■ **EXERCISE INSTRUCTIONS**
The answer must be an exact printing of every record below, with the pictures omitted.

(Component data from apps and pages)
Segment Open

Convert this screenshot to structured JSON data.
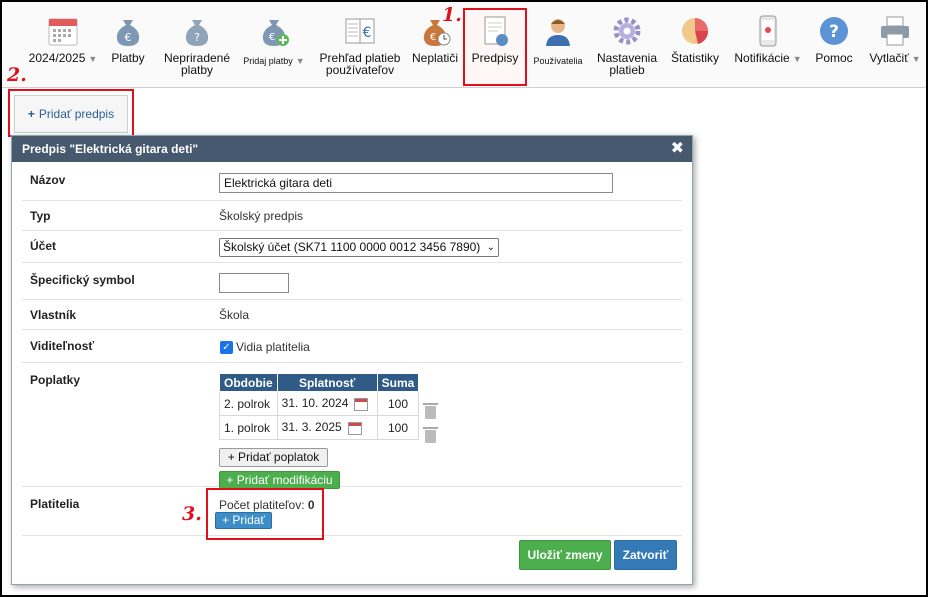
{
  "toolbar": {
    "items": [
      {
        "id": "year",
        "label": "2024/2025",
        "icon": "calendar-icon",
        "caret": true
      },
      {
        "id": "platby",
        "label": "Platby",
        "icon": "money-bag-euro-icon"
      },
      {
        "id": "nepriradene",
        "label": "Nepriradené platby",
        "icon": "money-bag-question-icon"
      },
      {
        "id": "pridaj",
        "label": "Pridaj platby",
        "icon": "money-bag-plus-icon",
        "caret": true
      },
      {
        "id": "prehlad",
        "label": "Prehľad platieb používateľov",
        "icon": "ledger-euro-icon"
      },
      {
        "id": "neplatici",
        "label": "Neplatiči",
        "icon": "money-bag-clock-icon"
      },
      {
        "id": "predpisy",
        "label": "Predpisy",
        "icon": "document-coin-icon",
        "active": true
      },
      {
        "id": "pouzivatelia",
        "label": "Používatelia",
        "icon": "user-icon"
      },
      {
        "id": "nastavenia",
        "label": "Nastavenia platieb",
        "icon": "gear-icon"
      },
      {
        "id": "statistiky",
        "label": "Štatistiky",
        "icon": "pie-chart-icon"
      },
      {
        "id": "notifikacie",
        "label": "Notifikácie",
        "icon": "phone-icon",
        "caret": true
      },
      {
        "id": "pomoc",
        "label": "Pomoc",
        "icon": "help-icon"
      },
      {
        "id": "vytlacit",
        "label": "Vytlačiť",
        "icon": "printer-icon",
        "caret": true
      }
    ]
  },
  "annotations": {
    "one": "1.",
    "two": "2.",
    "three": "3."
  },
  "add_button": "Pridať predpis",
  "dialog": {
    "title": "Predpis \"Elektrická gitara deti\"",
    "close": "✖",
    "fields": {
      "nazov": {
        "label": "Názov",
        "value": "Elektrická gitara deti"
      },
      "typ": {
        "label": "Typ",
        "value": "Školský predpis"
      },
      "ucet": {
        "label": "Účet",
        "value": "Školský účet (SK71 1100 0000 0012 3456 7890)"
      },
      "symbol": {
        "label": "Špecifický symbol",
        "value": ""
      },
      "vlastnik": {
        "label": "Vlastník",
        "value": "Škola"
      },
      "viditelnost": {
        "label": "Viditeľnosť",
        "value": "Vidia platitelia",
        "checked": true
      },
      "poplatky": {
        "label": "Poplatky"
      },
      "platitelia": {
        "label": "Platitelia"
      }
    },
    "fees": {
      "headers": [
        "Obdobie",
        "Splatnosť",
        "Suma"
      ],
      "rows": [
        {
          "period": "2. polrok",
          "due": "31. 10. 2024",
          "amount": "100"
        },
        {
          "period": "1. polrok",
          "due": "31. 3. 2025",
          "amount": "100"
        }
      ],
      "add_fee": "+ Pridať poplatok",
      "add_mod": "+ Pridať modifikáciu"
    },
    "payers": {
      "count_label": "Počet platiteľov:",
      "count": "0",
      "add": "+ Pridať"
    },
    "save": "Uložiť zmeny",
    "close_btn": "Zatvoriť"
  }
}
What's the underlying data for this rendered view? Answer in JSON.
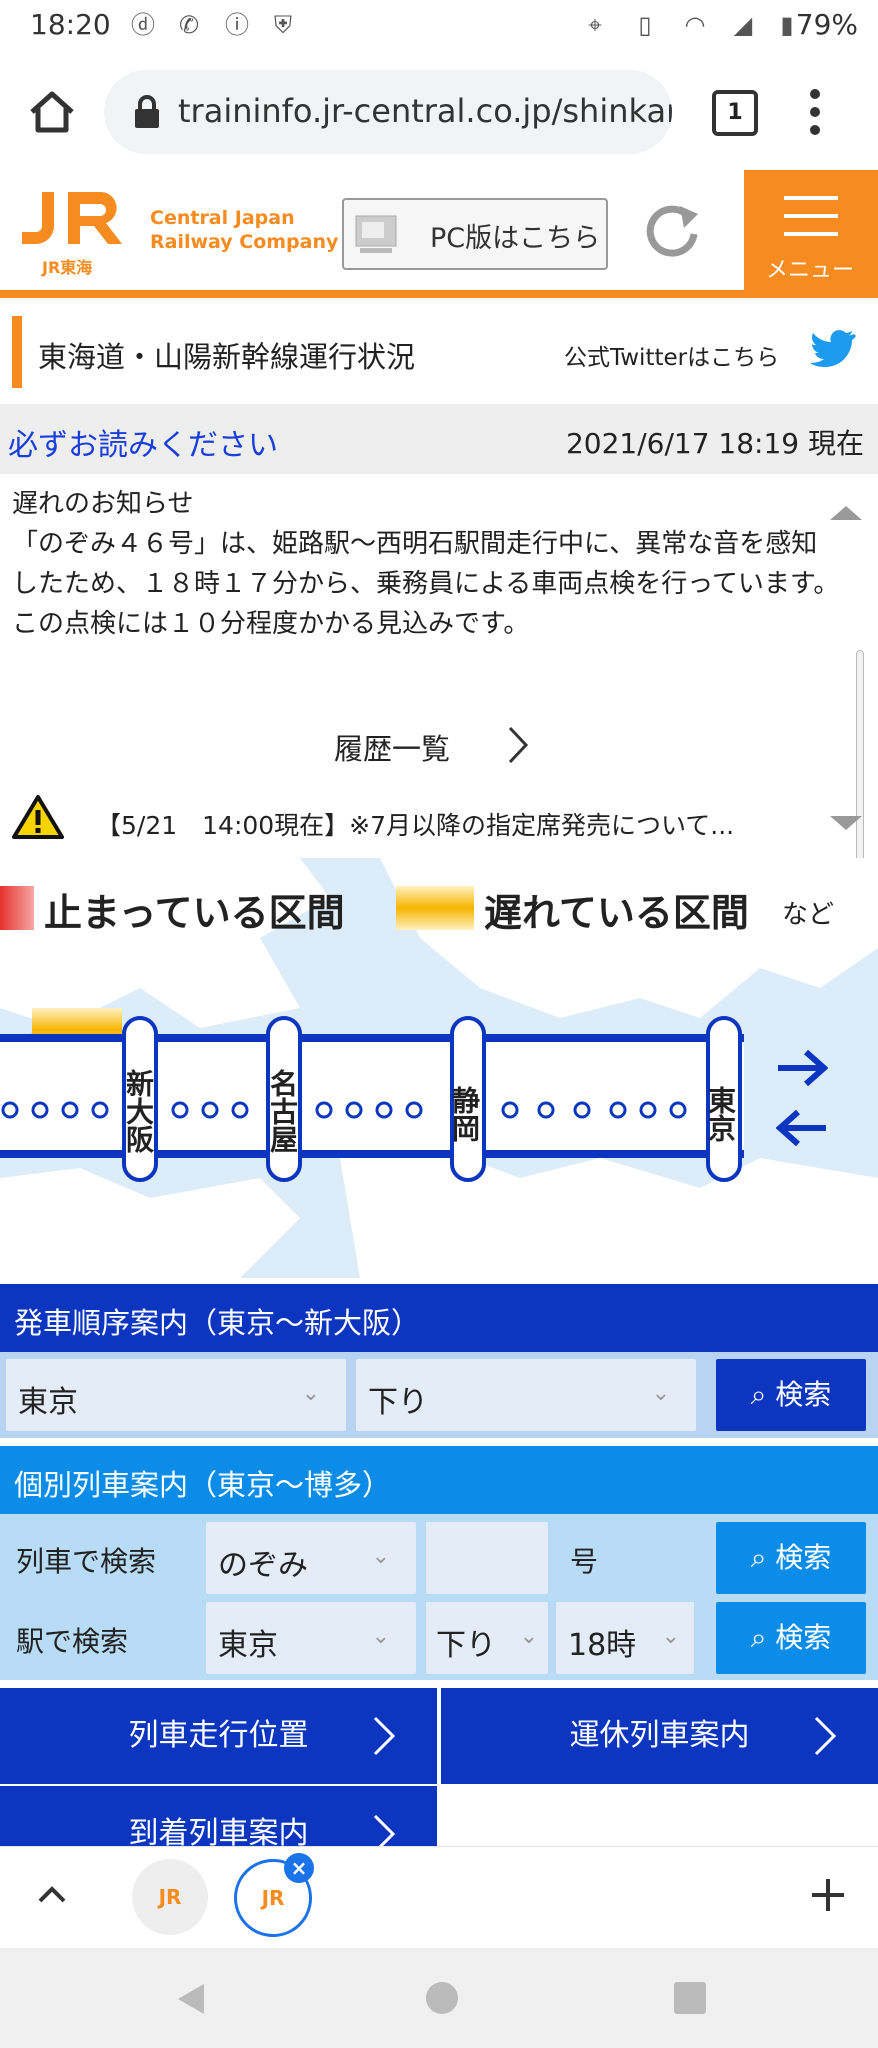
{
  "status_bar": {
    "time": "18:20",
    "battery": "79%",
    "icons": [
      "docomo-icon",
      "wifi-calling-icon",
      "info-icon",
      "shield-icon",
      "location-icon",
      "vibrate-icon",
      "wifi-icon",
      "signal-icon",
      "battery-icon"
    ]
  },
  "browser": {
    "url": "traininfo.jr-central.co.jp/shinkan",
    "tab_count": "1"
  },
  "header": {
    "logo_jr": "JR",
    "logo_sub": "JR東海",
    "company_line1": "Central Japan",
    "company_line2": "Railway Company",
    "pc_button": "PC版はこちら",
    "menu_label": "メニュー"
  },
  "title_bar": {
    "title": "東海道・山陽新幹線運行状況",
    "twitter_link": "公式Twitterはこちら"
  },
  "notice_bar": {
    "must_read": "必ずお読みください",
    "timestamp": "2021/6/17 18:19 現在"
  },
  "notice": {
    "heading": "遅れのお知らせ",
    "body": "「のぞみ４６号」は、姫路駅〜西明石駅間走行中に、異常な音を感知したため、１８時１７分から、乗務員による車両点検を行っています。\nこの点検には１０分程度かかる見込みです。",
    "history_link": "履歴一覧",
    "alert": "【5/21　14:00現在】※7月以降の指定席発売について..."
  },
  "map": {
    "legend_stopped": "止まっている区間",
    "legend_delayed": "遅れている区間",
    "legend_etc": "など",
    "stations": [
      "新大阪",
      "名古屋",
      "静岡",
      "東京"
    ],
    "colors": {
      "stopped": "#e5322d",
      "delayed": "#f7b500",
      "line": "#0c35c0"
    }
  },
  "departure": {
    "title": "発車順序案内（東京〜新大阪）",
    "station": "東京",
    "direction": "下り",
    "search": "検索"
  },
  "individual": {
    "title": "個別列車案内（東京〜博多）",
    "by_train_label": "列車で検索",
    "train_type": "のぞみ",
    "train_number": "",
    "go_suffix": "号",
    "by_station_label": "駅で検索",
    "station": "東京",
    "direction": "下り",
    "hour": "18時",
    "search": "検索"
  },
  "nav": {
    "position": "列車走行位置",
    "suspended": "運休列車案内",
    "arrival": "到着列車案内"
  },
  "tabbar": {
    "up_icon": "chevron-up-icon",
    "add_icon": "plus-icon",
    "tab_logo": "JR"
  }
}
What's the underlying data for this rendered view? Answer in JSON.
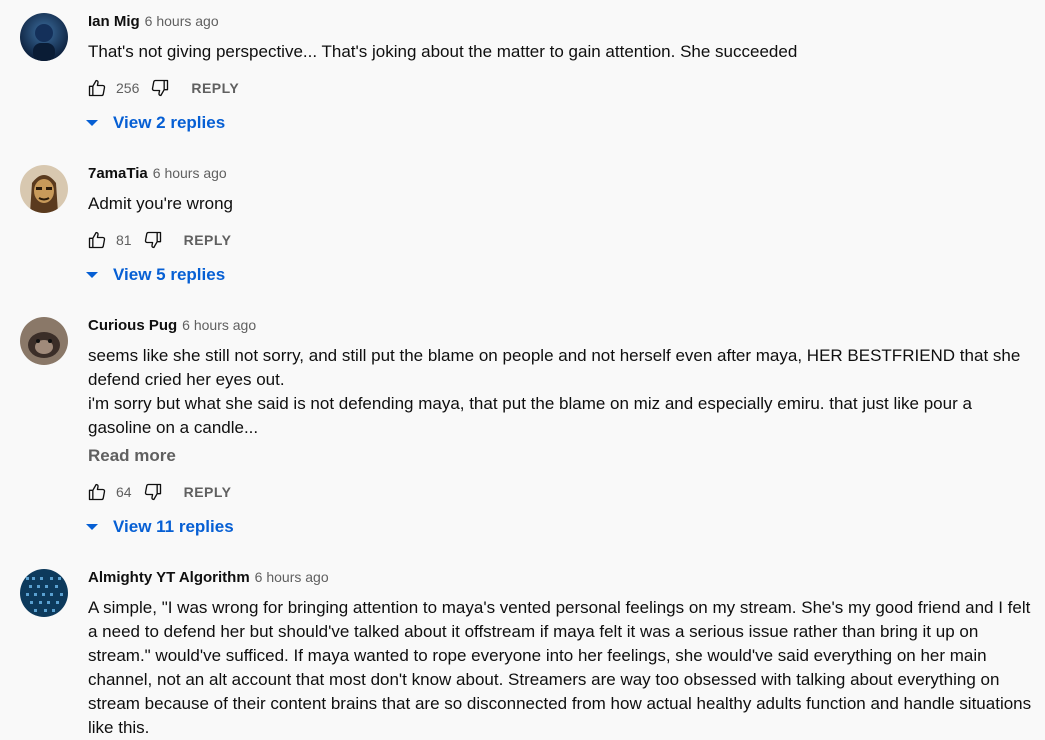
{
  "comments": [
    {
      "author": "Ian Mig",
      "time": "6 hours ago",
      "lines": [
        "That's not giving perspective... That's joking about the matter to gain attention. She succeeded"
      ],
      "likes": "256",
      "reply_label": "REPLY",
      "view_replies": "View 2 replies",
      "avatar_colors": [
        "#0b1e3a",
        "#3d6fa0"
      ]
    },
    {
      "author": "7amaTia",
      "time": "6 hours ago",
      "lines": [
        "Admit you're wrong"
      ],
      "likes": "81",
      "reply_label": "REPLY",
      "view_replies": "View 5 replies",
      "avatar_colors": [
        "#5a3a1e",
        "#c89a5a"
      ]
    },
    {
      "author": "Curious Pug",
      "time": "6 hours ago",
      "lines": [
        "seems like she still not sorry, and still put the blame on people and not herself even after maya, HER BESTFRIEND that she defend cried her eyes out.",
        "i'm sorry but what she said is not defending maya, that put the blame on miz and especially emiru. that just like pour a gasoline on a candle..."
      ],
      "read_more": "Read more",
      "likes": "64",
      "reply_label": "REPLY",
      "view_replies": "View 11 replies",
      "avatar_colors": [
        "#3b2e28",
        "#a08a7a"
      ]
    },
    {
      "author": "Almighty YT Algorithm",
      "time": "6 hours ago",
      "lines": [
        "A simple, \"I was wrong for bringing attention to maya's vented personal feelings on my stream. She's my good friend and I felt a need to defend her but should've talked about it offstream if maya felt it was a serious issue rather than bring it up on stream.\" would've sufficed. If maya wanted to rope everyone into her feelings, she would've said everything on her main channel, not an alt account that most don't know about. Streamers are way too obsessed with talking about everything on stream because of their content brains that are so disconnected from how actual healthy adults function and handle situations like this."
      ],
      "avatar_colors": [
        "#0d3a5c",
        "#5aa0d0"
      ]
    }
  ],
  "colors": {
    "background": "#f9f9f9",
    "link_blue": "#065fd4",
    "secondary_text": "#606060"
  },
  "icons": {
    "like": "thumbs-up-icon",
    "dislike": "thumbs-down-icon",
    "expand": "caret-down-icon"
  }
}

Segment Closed

■ **FINISHED EXERCISE**
Convert this screenshot to structured JSON data.
{
  "toolbar": {
    "items": [
      {
        "id": "year",
        "label": "2024/2025",
        "icon": "calendar-icon",
        "caret": true
      },
      {
        "id": "platby",
        "label": "Platby",
        "icon": "money-bag-euro-icon"
      },
      {
        "id": "nepriradene",
        "label": "Nepriradené platby",
        "icon": "money-bag-question-icon"
      },
      {
        "id": "pridaj",
        "label": "Pridaj platby",
        "icon": "money-bag-plus-icon",
        "caret": true
      },
      {
        "id": "prehlad",
        "label": "Prehľad platieb používateľov",
        "icon": "ledger-euro-icon"
      },
      {
        "id": "neplatici",
        "label": "Neplatiči",
        "icon": "money-bag-clock-icon"
      },
      {
        "id": "predpisy",
        "label": "Predpisy",
        "icon": "document-coin-icon",
        "active": true
      },
      {
        "id": "pouzivatelia",
        "label": "Používatelia",
        "icon": "user-icon"
      },
      {
        "id": "nastavenia",
        "label": "Nastavenia platieb",
        "icon": "gear-icon"
      },
      {
        "id": "statistiky",
        "label": "Štatistiky",
        "icon": "pie-chart-icon"
      },
      {
        "id": "notifikacie",
        "label": "Notifikácie",
        "icon": "phone-icon",
        "caret": true
      },
      {
        "id": "pomoc",
        "label": "Pomoc",
        "icon": "help-icon"
      },
      {
        "id": "vytlacit",
        "label": "Vytlačiť",
        "icon": "printer-icon",
        "caret": true
      }
    ]
  },
  "annotations": {
    "one": "1.",
    "two": "2.",
    "three": "3."
  },
  "add_button": "Pridať predpis",
  "dialog": {
    "title": "Predpis \"Elektrická gitara deti\"",
    "close": "✖",
    "fields": {
      "nazov": {
        "label": "Názov",
        "value": "Elektrická gitara deti"
      },
      "typ": {
        "label": "Typ",
        "value": "Školský predpis"
      },
      "ucet": {
        "label": "Účet",
        "value": "Školský účet (SK71 1100 0000 0012 3456 7890)"
      },
      "symbol": {
        "label": "Špecifický symbol",
        "value": ""
      },
      "vlastnik": {
        "label": "Vlastník",
        "value": "Škola"
      },
      "viditelnost": {
        "label": "Viditeľnosť",
        "value": "Vidia platitelia",
        "checked": true
      },
      "poplatky": {
        "label": "Poplatky"
      },
      "platitelia": {
        "label": "Platitelia"
      }
    },
    "fees": {
      "headers": [
        "Obdobie",
        "Splatnosť",
        "Suma"
      ],
      "rows": [
        {
          "period": "2. polrok",
          "due": "31. 10. 2024",
          "amount": "100"
        },
        {
          "period": "1. polrok",
          "due": "31. 3. 2025",
          "amount": "100"
        }
      ],
      "add_fee": "+ Pridať poplatok",
      "add_mod": "+ Pridať modifikáciu"
    },
    "payers": {
      "count_label": "Počet platiteľov:",
      "count": "0",
      "add": "+ Pridať"
    },
    "save": "Uložiť zmeny",
    "close_btn": "Zatvoriť"
  }
}
What's the underlying data for this rendered view? Answer in JSON.
{
  "status_bar": {
    "time": "18:20",
    "battery": "79%",
    "icons": [
      "docomo-icon",
      "wifi-calling-icon",
      "info-icon",
      "shield-icon",
      "location-icon",
      "vibrate-icon",
      "wifi-icon",
      "signal-icon",
      "battery-icon"
    ]
  },
  "browser": {
    "url": "traininfo.jr-central.co.jp/shinkan",
    "tab_count": "1"
  },
  "header": {
    "logo_jr": "JR",
    "logo_sub": "JR東海",
    "company_line1": "Central Japan",
    "company_line2": "Railway Company",
    "pc_button": "PC版はこちら",
    "menu_label": "メニュー"
  },
  "title_bar": {
    "title": "東海道・山陽新幹線運行状況",
    "twitter_link": "公式Twitterはこちら"
  },
  "notice_bar": {
    "must_read": "必ずお読みください",
    "timestamp": "2021/6/17 18:19 現在"
  },
  "notice": {
    "heading": "遅れのお知らせ",
    "body": "「のぞみ４６号」は、姫路駅〜西明石駅間走行中に、異常な音を感知したため、１８時１７分から、乗務員による車両点検を行っています。\nこの点検には１０分程度かかる見込みです。",
    "history_link": "履歴一覧",
    "alert": "【5/21　14:00現在】※7月以降の指定席発売について..."
  },
  "map": {
    "legend_stopped": "止まっている区間",
    "legend_delayed": "遅れている区間",
    "legend_etc": "など",
    "stations": [
      "新大阪",
      "名古屋",
      "静岡",
      "東京"
    ],
    "colors": {
      "stopped": "#e5322d",
      "delayed": "#f7b500",
      "line": "#0c35c0"
    }
  },
  "departure": {
    "title": "発車順序案内（東京〜新大阪）",
    "station": "東京",
    "direction": "下り",
    "search": "検索"
  },
  "individual": {
    "title": "個別列車案内（東京〜博多）",
    "by_train_label": "列車で検索",
    "train_type": "のぞみ",
    "train_number": "",
    "go_suffix": "号",
    "by_station_label": "駅で検索",
    "station": "東京",
    "direction": "下り",
    "hour": "18時",
    "search": "検索"
  },
  "nav": {
    "position": "列車走行位置",
    "suspended": "運休列車案内",
    "arrival": "到着列車案内"
  },
  "tabbar": {
    "up_icon": "chevron-up-icon",
    "add_icon": "plus-icon",
    "tab_logo": "JR"
  }
}
What's the underlying data for this rendered view? Answer in JSON.
{
  "comments": [
    {
      "author": "Ian Mig",
      "time": "6 hours ago",
      "lines": [
        "That's not giving perspective... That's joking about the matter to gain attention. She succeeded"
      ],
      "likes": "256",
      "reply_label": "REPLY",
      "view_replies": "View 2 replies",
      "avatar_colors": [
        "#0b1e3a",
        "#3d6fa0"
      ]
    },
    {
      "author": "7amaTia",
      "time": "6 hours ago",
      "lines": [
        "Admit you're wrong"
      ],
      "likes": "81",
      "reply_label": "REPLY",
      "view_replies": "View 5 replies",
      "avatar_colors": [
        "#5a3a1e",
        "#c89a5a"
      ]
    },
    {
      "author": "Curious Pug",
      "time": "6 hours ago",
      "lines": [
        "seems like she still not sorry, and still put the blame on people and not herself even after maya, HER BESTFRIEND that she defend cried her eyes out.",
        "i'm sorry but what she said is not defending maya, that put the blame on miz and especially emiru. that just like pour a gasoline on a candle..."
      ],
      "read_more": "Read more",
      "likes": "64",
      "reply_label": "REPLY",
      "view_replies": "View 11 replies",
      "avatar_colors": [
        "#3b2e28",
        "#a08a7a"
      ]
    },
    {
      "author": "Almighty YT Algorithm",
      "time": "6 hours ago",
      "lines": [
        "A simple, \"I was wrong for bringing attention to maya's vented personal feelings on my stream. She's my good friend and I felt a need to defend her but should've talked about it offstream if maya felt it was a serious issue rather than bring it up on stream.\" would've sufficed. If maya wanted to rope everyone into her feelings, she would've said everything on her main channel, not an alt account that most don't know about. Streamers are way too obsessed with talking about everything on stream because of their content brains that are so disconnected from how actual healthy adults function and handle situations like this."
      ],
      "avatar_colors": [
        "#0d3a5c",
        "#5aa0d0"
      ]
    }
  ],
  "colors": {
    "background": "#f9f9f9",
    "link_blue": "#065fd4",
    "secondary_text": "#606060"
  },
  "icons": {
    "like": "thumbs-up-icon",
    "dislike": "thumbs-down-icon",
    "expand": "caret-down-icon"
  }
}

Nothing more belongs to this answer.